[Extracted records]
▬▬▬▬▬▬
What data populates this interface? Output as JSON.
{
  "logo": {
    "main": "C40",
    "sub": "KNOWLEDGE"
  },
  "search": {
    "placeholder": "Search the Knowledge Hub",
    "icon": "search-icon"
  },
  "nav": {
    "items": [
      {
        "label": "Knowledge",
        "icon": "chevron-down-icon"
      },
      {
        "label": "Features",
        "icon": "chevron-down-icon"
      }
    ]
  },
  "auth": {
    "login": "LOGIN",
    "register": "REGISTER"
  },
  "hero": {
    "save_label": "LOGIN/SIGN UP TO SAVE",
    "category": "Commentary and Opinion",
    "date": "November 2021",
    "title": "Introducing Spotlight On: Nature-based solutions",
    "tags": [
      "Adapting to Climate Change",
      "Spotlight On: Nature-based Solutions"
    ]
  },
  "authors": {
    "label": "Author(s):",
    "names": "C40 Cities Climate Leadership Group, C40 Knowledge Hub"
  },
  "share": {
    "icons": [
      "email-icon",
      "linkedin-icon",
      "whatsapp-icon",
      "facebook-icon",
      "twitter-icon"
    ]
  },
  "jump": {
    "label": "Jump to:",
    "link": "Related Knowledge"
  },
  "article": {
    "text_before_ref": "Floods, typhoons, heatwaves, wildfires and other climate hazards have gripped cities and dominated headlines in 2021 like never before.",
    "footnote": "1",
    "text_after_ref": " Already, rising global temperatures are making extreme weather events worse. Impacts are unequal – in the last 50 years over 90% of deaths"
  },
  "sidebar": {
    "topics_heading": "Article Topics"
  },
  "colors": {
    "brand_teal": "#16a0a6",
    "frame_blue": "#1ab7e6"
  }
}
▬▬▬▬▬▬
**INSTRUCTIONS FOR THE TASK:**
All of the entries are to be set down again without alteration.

**SOLUTION TO THIS EXERCISE:**
What data populates this interface? Output as JSON.
{
  "logo": {
    "main": "C40",
    "sub": "KNOWLEDGE"
  },
  "search": {
    "placeholder": "Search the Knowledge Hub",
    "icon": "search-icon"
  },
  "nav": {
    "items": [
      {
        "label": "Knowledge",
        "icon": "chevron-down-icon"
      },
      {
        "label": "Features",
        "icon": "chevron-down-icon"
      }
    ]
  },
  "auth": {
    "login": "LOGIN",
    "register": "REGISTER"
  },
  "hero": {
    "save_label": "LOGIN/SIGN UP TO SAVE",
    "category": "Commentary and Opinion",
    "date": "November 2021",
    "title": "Introducing Spotlight On: Nature-based solutions",
    "tags": [
      "Adapting to Climate Change",
      "Spotlight On: Nature-based Solutions"
    ]
  },
  "authors": {
    "label": "Author(s):",
    "names": "C40 Cities Climate Leadership Group, C40 Knowledge Hub"
  },
  "share": {
    "icons": [
      "email-icon",
      "linkedin-icon",
      "whatsapp-icon",
      "facebook-icon",
      "twitter-icon"
    ]
  },
  "jump": {
    "label": "Jump to:",
    "link": "Related Knowledge"
  },
  "article": {
    "text_before_ref": "Floods, typhoons, heatwaves, wildfires and other climate hazards have gripped cities and dominated headlines in 2021 like never before.",
    "footnote": "1",
    "text_after_ref": " Already, rising global temperatures are making extreme weather events worse. Impacts are unequal – in the last 50 years over 90% of deaths"
  },
  "sidebar": {
    "topics_heading": "Article Topics"
  },
  "colors": {
    "brand_teal": "#16a0a6",
    "frame_blue": "#1ab7e6"
  }
}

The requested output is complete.